The expected answer is the data below, retyped exactly.

(Data about app and page elements)
==============================

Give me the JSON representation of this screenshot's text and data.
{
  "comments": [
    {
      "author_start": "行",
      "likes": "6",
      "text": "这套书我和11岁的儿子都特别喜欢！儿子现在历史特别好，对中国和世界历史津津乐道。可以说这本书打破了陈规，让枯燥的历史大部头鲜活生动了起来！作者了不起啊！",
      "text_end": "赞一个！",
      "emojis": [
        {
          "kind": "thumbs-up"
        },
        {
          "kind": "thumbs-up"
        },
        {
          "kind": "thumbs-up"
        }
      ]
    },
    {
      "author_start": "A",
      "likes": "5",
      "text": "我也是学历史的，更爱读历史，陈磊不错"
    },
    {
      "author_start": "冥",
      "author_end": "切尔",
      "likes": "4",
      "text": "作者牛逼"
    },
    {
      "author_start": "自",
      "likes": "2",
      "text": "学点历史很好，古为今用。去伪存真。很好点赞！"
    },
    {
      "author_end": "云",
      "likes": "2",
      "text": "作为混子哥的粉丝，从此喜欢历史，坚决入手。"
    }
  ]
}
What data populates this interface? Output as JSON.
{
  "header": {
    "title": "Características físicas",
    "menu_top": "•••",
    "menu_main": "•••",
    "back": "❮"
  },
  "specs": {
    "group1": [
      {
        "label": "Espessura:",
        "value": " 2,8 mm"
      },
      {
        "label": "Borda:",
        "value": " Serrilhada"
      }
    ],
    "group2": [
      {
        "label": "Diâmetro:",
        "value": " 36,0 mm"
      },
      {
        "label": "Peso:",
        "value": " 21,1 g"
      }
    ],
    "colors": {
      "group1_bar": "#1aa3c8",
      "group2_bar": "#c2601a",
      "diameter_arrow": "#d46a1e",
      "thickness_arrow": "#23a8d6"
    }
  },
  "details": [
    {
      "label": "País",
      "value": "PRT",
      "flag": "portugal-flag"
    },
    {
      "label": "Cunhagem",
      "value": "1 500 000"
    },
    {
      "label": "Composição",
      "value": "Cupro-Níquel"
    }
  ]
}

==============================

[EXPECTED ANSWER]:
Give me the JSON representation of this screenshot's text and data.
{
  "comments": [
    {
      "author_start": "行",
      "likes": "6",
      "text": "这套书我和11岁的儿子都特别喜欢！儿子现在历史特别好，对中国和世界历史津津乐道。可以说这本书打破了陈规，让枯燥的历史大部头鲜活生动了起来！作者了不起啊！",
      "text_end": "赞一个！",
      "emojis": [
        {
          "kind": "thumbs-up"
        },
        {
          "kind": "thumbs-up"
        },
        {
          "kind": "thumbs-up"
        }
      ]
    },
    {
      "author_start": "A",
      "likes": "5",
      "text": "我也是学历史的，更爱读历史，陈磊不错"
    },
    {
      "author_start": "冥",
      "author_end": "切尔",
      "likes": "4",
      "text": "作者牛逼"
    },
    {
      "author_start": "自",
      "likes": "2",
      "text": "学点历史很好，古为今用。去伪存真。很好点赞！"
    },
    {
      "author_end": "云",
      "likes": "2",
      "text": "作为混子哥的粉丝，从此喜欢历史，坚决入手。"
    }
  ]
}
What data populates this interface? Output as JSON.
{
  "header": {
    "title": "Características físicas",
    "menu_top": "•••",
    "menu_main": "•••",
    "back": "❮"
  },
  "specs": {
    "group1": [
      {
        "label": "Espessura:",
        "value": " 2,8 mm"
      },
      {
        "label": "Borda:",
        "value": " Serrilhada"
      }
    ],
    "group2": [
      {
        "label": "Diâmetro:",
        "value": " 36,0 mm"
      },
      {
        "label": "Peso:",
        "value": " 21,1 g"
      }
    ],
    "colors": {
      "group1_bar": "#1aa3c8",
      "group2_bar": "#c2601a",
      "diameter_arrow": "#d46a1e",
      "thickness_arrow": "#23a8d6"
    }
  },
  "details": [
    {
      "label": "País",
      "value": "PRT",
      "flag": "portugal-flag"
    },
    {
      "label": "Cunhagem",
      "value": "1 500 000"
    },
    {
      "label": "Composição",
      "value": "Cupro-Níquel"
    }
  ]
}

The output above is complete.